Today, this little side project passed a major milestone. It passed 1,000 daily subscribers – people who set iTunes to go fetch the podcasts every single day. In fact, it pretty much blew right through that number, from 800 or so on Monday, to 900 on Tuesday, and today, I logged on to see this:

1216

I’m a numbers guy. I love seeing the numbers creep higher and higher, and to break them down in as many ways as possible. Things like:

25hits9minutes

get me all fancy up with my bad self. I go to the site and refresh the statistics every few hours to see how much bandwidth people are burning through. In December, the server spit out 300 gigs of data. In January, it’s been burning at a rate of about 30 gigs per day. Matthew 11, which was just posted yesterday, has been downloaded 1500 times.

I know that these kinds of numbers are hardly a blip on the radar for the big dogs in the new media, but in the little world of podcasts about the bible, it’s a pretty big deal.

If you search for the words “Bible” and “Podcast”, the site comes up as #1 on Yahoo, and #3 on Google. It you search the iTunes podcast directory for the word “bible”, it’s the first podcast listed.

Gretchen has a theory about the rapid acceleration of subscribers. She thinks everybody got an iPod for Christmas, and then they made a New Year’s resolution to read the bible more. So, they go poking around in iTunes for a way to get their daily bread in tastee little no-hassle packages, like a Twinkee. I think Gretchen is pretty smart.

So, I’m a numbers guy, but I love reading emails from people who listen. There’s a Catholic priest who lives in the northern most tip of Japan, who sat around listening to the Gospel of John with a family who had just lost their young wife and mother. They just put it on repeat and listened over and over again.

There are students in South America who get together to listen to the podcast, and read along with the text, in order to improve their English. Thing about how scary that is, for just a second. You might be walking through Brazil someday and bump into some kid who speaks English with a Mike Lee accent.

There’s a guy who is fairly agnostic about God, but was curious about the bible, so he subscribed to see what all the fuss was about. His email was hilarious. He just wanted to let me know that he enjoyed it, and concluded by saying, “Please don’t send me any tracts or religious crap.” I was tempted to forward him every Chick tract in one ginormous email, but I restrained myself.
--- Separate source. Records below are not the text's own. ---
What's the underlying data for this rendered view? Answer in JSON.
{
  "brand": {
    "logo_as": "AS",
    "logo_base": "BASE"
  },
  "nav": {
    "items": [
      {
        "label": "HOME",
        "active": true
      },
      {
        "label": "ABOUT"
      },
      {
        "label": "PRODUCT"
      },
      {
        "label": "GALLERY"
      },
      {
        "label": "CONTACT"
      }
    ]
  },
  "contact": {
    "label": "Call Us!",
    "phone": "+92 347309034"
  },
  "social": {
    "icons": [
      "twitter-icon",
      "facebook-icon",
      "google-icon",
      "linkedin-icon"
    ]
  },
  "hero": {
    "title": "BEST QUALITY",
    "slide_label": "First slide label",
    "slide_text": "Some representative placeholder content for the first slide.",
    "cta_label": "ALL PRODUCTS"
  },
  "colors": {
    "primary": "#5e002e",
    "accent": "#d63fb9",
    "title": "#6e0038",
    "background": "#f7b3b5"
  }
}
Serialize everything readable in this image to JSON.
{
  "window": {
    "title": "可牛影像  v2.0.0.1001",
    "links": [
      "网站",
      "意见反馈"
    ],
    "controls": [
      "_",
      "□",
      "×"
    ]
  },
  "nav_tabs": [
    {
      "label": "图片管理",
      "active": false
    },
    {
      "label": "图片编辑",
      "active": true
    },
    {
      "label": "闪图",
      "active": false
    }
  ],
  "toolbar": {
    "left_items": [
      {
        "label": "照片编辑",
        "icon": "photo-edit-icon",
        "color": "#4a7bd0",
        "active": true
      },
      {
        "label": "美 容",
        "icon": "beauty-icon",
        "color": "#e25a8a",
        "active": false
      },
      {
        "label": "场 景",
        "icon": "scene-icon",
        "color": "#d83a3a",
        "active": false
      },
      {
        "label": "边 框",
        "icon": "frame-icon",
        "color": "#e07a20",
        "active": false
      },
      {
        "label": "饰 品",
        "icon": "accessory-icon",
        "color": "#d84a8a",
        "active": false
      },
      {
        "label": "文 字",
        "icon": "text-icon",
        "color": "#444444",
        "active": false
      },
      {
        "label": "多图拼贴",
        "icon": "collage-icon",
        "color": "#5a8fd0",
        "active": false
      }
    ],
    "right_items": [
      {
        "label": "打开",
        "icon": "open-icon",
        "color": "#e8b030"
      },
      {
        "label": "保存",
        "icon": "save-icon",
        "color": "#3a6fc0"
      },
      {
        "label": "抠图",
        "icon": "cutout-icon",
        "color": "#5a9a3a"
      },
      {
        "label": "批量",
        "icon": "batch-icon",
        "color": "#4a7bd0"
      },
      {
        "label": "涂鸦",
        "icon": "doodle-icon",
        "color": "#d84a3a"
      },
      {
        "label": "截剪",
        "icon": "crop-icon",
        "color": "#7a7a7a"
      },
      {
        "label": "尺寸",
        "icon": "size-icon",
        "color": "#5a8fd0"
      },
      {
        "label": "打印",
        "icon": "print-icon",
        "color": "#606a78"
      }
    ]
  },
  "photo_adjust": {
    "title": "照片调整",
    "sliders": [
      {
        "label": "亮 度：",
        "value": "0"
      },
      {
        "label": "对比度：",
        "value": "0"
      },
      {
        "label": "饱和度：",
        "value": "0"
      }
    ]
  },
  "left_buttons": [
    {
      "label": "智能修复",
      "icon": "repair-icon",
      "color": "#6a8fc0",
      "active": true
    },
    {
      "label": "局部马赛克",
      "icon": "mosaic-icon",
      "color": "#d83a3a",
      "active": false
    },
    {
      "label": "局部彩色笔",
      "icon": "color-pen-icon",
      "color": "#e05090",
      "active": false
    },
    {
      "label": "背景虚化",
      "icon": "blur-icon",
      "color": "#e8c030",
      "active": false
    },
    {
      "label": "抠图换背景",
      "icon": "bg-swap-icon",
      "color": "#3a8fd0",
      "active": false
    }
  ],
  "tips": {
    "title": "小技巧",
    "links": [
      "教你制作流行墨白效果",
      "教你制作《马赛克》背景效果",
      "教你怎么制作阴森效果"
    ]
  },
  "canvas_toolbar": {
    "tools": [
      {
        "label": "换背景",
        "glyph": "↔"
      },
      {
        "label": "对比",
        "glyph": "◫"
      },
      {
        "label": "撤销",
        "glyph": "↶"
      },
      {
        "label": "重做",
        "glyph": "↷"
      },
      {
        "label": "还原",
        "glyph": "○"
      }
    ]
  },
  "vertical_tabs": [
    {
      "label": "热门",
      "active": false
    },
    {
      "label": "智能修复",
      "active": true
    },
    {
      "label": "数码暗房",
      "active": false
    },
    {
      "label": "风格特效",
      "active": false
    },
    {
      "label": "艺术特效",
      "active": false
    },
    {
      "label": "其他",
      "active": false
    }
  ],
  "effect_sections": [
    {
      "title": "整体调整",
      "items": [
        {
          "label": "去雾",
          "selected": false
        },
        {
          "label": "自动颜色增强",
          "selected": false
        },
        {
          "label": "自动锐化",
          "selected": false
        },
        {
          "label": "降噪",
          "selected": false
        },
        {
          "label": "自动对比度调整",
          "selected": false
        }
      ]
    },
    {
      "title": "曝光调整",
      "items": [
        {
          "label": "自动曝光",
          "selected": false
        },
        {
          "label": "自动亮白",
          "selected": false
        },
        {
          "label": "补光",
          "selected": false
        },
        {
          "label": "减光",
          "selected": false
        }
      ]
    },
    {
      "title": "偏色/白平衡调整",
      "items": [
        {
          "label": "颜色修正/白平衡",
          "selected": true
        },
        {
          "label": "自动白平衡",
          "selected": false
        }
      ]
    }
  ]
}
tbp_logoThere are the people who want to argue about the translation that I’m using (New English Translation, pretty good, in my humble opinion), or they take issue with the fact that I let Catholics into the club (sheesh), or they are upset that I’m reading the Bible “Out of Order” (I’m guessing they think the thing was handed down out of Heaven in a neatly stacked set of galleys, ready for publishing). I get an equal number of emails from people who love the bumper music, and can’t stand the bumper music. I smile a little bit, because I think there are people who just love to pick a fight, and they like it even more if they can call it “contending for the faith once delivered”. Mostly, I just hit “delete” on those. Life’s too short.

A few have just floored me. There are people in countries that block access to sites having anything to do with the bible, but they are able to subscribe to a podcast feed. They listen. Two people have approached me about expanding the podcast into other languages that will reach areas where it is dangerous to distribute bibles. One wants to do a version in Farsi, the language spoken in parts of Iran and Afghanistan. Another wants to do a version in Mandarin Chinese. We’re still working through the logistics, but I’m hopeful that this will come together.

So, the Story of God advances. 500 years ago, they burned the bones of those who suggested that the Bible could be read and understood by the common people in their own language. Today, a 12-year-old kid in Taiwan can log on to iTunes, and download it.